Tristram Shandy

Full Text

Chapter 3.XLV.

Full Text Chapter 3.XLV.

Chapter 3.XLV.

When my father had danced his white bear backwards and forwards through half a dozen pages, he closed the book for good an' all,—and in a kind of triumph redelivered it into Trim's hand, with a nod to lay it upon the 'scrutoire, where he found it.—Tristram, said he, shall be made to conjugate every word in the dictionary, backwards and forwards the same way;—every word, Yorick, by this means, you see, is converted into a thesis or an hypothesis;—every thesis and hypothesis have an off-spring of propositions;—and each proposition has its own consequences and conclusions; every one of which leads the mind on again, into fresh tracks of enquiries and doubtings.—The force of this engine, added my father, is incredible in opening a child's head.—'Tis enough, brother Shandy, cried my uncle Toby, to burst it into a thousand splinters.—

I presume, said Yorick, smiling,—it must be owing to this,—(for let logicians say what they will, it is not to be accounted for sufficiently from the bare use of the ten predicaments)—That the famous Vincent Quirino, amongst the many other astonishing feats of his childhood, of which the Cardinal Bembo has given the world so exact a story,—should be able to paste up in the public schools at Rome, so early as in the eighth year of his age, no less than four thousand five hundred and fifty different theses, upon the most abstruse points of the most abstruse theology;—and to defend and maintain them in such sort, as to cramp and dumbfound his opponents.—What is that, cried my father, to what is told us of Alphonsus Tostatus, who, almost in his nurse's arms, learned all the sciences and liberal arts without being taught any one of them?—What shall we say of the great Piereskius?—That's the very man, cried my uncle Toby, I once told you of, brother Shandy, who walked a matter of five hundred miles, reckoning from Paris to Shevling, and from Shevling back again, merely to see Stevinus's flying chariot.—He was a very great man! added my uncle Toby (meaning Stevinus)—He was so, brother Toby, said my father (meaning Piereskius)—and had multiplied his ideas so fast, and increased his knowledge to such a prodigious stock, that, if we may give credit to an anecdote concerning him, which we cannot withhold here, without shaking the authority of all anecdotes whatever—at seven years of age, his father committed entirely to his care the education of his younger brother, a boy of five years old,—with the sole management of all his concerns.—Was the father as wise as the son? quoth my uncle Toby:—I should think not, said Yorick:—But what are these, continued my father—(breaking out in a kind of enthusiasm)—what are these, to those prodigies of childhood in Grotius, Scioppius, Heinsius, Politian, Pascal, Joseph Scaliger, Ferdinand de Cordoue, and others—some of which left off their substantial forms at nine years old, or sooner, and went on reasoning without them;—others went through their classics at seven;—wrote tragedies at eight;—Ferdinand de Cordoue was so wise at nine,—'twas thought the Devil was in him;—and at Venice gave such proofs of his knowledge and goodness, that the monks imagined he was Antichrist, or nothing.—Others were masters of fourteen languages at ten,—finished the course of their rhetoric, poetry, logic, and ethics, at eleven,—put forth their commentaries upon Servius and Martianus Capella at twelve,—and at thirteen received their degrees in philosophy, laws, and divinity:—but you forget the great Lipsius, quoth Yorick, who composed a work (Nous aurions quelque interet, says Baillet, de montrer qu'il n'a rien de ridicule s'il etoit veritable, au moins dans le sens enigmatique que Nicius Erythraeus a ta he de lui donner.

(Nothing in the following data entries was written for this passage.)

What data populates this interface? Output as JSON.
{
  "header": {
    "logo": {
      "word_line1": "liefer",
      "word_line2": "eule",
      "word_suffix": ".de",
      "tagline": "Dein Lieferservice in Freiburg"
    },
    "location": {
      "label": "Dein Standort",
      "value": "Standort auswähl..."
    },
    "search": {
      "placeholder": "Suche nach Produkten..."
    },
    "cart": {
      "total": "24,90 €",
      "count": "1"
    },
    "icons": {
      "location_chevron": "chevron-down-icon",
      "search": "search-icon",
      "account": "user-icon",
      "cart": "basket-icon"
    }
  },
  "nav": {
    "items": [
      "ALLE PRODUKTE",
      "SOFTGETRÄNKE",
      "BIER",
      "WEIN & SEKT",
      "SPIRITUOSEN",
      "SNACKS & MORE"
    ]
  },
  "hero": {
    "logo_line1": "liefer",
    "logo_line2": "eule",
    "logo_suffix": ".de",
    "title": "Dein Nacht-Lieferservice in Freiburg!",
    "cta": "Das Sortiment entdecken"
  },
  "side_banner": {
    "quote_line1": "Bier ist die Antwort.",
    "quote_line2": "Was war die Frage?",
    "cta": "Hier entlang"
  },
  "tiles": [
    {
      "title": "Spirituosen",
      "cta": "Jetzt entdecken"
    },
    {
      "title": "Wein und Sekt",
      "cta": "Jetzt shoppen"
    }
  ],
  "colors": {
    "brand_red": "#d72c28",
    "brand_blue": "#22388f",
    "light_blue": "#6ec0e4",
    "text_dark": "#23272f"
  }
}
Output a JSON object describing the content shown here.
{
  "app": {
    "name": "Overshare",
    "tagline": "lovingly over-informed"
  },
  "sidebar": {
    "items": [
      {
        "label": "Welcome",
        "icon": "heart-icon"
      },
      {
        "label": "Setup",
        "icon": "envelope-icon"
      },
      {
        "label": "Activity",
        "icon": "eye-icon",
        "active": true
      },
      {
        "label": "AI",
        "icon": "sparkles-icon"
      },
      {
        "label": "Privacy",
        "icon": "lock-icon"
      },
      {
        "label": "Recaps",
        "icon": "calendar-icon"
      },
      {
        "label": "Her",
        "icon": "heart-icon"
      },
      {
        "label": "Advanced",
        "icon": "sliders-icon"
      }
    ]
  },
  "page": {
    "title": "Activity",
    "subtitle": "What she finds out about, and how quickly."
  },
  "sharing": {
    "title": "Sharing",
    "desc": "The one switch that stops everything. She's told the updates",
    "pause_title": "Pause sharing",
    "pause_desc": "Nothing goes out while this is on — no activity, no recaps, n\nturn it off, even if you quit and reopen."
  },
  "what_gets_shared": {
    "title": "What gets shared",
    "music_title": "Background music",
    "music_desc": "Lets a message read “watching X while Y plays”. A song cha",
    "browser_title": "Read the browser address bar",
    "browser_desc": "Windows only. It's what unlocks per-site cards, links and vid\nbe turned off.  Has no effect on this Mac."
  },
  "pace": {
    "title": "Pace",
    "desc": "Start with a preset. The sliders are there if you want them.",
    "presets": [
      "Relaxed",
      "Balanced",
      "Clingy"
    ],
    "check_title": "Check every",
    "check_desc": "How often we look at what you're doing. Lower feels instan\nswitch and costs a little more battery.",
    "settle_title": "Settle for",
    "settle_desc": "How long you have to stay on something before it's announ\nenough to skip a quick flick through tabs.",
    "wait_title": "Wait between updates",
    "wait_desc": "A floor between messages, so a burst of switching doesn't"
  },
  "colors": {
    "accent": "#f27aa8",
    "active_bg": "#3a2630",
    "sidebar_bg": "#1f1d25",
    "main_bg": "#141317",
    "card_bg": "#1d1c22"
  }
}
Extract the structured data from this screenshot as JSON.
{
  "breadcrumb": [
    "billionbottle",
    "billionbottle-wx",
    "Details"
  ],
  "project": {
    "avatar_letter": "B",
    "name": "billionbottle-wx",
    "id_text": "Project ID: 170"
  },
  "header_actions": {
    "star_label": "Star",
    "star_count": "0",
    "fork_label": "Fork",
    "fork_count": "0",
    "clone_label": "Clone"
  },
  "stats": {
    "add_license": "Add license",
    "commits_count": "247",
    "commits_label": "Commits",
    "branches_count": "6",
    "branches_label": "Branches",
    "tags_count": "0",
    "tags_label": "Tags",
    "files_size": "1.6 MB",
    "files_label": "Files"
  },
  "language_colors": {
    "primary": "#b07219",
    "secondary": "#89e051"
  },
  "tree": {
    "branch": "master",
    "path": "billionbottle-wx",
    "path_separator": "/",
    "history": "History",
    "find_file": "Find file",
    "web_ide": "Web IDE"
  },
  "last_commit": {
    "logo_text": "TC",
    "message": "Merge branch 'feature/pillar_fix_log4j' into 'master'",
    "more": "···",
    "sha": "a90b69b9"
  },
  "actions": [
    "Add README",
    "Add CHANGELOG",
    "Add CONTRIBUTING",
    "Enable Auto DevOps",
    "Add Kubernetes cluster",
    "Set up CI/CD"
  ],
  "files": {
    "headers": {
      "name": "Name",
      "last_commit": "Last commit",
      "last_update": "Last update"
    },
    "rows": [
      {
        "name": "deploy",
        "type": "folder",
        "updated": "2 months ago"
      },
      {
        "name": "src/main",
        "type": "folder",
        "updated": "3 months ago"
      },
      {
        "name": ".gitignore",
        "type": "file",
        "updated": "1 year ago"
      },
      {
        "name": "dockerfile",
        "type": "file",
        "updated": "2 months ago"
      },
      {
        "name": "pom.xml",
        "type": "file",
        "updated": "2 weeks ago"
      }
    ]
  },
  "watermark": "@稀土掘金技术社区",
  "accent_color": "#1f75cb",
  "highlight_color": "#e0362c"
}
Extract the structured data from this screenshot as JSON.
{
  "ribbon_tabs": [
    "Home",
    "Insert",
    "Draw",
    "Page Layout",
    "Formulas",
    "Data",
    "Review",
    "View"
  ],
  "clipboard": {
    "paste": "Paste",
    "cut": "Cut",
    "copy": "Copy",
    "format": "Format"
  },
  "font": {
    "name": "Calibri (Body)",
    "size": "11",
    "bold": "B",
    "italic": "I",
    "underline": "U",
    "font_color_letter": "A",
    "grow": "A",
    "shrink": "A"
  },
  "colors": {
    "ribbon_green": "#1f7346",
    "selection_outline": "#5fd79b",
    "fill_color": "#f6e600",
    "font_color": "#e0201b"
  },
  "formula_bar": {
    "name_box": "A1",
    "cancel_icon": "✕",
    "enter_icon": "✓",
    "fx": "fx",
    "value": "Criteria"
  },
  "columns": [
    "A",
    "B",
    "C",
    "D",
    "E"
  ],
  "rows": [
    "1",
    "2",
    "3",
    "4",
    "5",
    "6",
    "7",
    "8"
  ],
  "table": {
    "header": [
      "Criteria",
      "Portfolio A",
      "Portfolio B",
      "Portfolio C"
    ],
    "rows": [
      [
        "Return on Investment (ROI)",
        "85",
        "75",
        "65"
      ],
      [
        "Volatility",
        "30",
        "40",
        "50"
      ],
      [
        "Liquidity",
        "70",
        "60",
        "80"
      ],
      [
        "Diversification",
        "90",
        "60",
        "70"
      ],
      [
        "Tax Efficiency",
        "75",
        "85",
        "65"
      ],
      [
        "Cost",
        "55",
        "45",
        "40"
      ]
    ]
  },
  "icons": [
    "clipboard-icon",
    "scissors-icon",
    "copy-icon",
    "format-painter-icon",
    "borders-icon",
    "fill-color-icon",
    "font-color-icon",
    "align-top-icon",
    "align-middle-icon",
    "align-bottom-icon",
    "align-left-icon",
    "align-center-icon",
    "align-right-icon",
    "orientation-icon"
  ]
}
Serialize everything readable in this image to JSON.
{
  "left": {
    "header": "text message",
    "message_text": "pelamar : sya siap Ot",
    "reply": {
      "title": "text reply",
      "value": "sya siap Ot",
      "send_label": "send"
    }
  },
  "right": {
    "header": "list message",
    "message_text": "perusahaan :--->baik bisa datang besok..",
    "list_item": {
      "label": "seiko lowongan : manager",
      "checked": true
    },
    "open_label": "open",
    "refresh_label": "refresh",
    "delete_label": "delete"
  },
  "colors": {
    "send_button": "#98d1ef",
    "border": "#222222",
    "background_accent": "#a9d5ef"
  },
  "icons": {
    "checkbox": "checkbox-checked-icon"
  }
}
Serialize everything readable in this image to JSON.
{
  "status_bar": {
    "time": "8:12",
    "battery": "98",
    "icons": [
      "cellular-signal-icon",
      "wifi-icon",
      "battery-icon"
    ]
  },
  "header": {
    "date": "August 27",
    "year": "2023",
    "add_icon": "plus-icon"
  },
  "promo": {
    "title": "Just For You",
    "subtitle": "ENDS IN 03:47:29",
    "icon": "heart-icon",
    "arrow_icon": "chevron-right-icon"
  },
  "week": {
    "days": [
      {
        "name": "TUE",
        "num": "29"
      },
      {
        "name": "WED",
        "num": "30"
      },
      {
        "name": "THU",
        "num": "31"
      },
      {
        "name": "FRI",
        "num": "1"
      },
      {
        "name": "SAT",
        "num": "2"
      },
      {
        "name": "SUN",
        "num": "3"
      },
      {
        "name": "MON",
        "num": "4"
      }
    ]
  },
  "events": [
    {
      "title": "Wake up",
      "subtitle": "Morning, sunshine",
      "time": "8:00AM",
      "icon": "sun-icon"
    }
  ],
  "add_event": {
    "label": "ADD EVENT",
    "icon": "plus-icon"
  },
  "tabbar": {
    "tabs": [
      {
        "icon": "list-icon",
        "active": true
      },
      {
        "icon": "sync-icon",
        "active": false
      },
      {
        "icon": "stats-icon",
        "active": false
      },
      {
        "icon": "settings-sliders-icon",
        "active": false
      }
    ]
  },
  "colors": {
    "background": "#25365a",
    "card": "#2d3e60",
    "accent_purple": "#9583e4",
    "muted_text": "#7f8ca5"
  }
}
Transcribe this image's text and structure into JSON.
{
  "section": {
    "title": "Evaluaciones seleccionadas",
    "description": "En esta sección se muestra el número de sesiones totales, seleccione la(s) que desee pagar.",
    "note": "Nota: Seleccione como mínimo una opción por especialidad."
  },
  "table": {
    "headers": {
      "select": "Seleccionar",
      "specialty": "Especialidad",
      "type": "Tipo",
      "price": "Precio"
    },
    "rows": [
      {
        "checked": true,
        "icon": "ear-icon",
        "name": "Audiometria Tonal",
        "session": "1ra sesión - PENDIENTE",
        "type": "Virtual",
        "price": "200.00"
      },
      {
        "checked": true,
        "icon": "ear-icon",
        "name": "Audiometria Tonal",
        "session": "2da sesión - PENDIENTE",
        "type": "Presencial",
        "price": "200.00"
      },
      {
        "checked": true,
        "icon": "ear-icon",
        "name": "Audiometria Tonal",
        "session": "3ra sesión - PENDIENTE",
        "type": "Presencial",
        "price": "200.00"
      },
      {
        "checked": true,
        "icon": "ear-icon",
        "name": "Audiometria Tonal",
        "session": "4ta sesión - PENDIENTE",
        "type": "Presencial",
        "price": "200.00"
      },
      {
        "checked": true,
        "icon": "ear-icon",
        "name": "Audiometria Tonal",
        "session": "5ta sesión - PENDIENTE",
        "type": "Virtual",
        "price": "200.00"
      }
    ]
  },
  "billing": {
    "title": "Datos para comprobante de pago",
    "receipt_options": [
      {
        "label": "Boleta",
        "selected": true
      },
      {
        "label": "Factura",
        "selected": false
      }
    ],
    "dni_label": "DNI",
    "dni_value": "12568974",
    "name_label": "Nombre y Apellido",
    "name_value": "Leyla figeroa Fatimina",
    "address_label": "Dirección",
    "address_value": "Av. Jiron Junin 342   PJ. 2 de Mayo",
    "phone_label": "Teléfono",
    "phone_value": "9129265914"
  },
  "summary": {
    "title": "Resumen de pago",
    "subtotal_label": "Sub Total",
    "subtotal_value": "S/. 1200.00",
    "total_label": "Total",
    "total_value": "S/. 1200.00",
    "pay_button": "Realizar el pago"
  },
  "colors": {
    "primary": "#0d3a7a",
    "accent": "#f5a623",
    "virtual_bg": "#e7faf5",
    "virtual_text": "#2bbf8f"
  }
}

Cet auteur dit que pour comprendre comme Lipse, il a pu composer un ouvrage le premier jour de sa vie, il faut s'imaginer, que ce premier jour n'est pas celui de sa naissance charnelle, mais celui au quel il a commence d'user de la raison; il veut que c'ait ete a l'age de neuf ans; et il nous veut persuader que ce fut en cet age, que Lipse fit un poeme.—Le tour est ingenieux, &c. &c.) the day he was born:—They should have wiped it up, said my uncle Toby, and said no more about it.